→ **Exercise goal**
Your answer must be the full listing, word for word, with no images in it.

→ **The data**
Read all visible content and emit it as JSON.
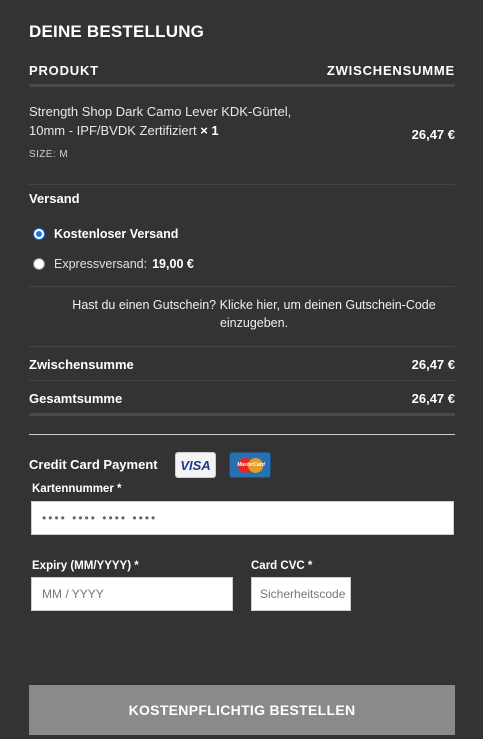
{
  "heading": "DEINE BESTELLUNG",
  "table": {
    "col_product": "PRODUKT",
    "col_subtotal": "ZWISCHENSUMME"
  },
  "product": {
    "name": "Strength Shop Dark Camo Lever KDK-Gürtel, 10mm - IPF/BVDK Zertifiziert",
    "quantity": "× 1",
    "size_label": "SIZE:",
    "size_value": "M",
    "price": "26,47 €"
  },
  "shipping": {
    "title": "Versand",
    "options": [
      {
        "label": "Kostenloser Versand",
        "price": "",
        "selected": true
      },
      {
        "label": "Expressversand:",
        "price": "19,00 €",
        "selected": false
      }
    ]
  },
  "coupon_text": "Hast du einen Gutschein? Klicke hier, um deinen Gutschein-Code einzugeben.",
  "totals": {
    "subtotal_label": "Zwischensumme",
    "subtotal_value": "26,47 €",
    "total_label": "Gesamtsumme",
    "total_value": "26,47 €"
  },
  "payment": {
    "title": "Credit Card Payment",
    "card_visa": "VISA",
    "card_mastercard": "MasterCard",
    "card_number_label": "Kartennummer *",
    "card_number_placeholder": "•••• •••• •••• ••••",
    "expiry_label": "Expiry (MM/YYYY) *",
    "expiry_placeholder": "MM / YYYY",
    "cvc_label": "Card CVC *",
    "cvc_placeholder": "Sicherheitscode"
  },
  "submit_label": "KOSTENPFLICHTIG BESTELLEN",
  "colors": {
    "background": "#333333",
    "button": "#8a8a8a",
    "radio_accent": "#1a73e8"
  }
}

→ **Task answer**
Read all visible content and emit it as JSON.
{
  "heading": "DEINE BESTELLUNG",
  "table": {
    "col_product": "PRODUKT",
    "col_subtotal": "ZWISCHENSUMME"
  },
  "product": {
    "name": "Strength Shop Dark Camo Lever KDK-Gürtel, 10mm - IPF/BVDK Zertifiziert",
    "quantity": "× 1",
    "size_label": "SIZE:",
    "size_value": "M",
    "price": "26,47 €"
  },
  "shipping": {
    "title": "Versand",
    "options": [
      {
        "label": "Kostenloser Versand",
        "price": "",
        "selected": true
      },
      {
        "label": "Expressversand:",
        "price": "19,00 €",
        "selected": false
      }
    ]
  },
  "coupon_text": "Hast du einen Gutschein? Klicke hier, um deinen Gutschein-Code einzugeben.",
  "totals": {
    "subtotal_label": "Zwischensumme",
    "subtotal_value": "26,47 €",
    "total_label": "Gesamtsumme",
    "total_value": "26,47 €"
  },
  "payment": {
    "title": "Credit Card Payment",
    "card_visa": "VISA",
    "card_mastercard": "MasterCard",
    "card_number_label": "Kartennummer *",
    "card_number_placeholder": "•••• •••• •••• ••••",
    "expiry_label": "Expiry (MM/YYYY) *",
    "expiry_placeholder": "MM / YYYY",
    "cvc_label": "Card CVC *",
    "cvc_placeholder": "Sicherheitscode"
  },
  "submit_label": "KOSTENPFLICHTIG BESTELLEN",
  "colors": {
    "background": "#333333",
    "button": "#8a8a8a",
    "radio_accent": "#1a73e8"
  }
}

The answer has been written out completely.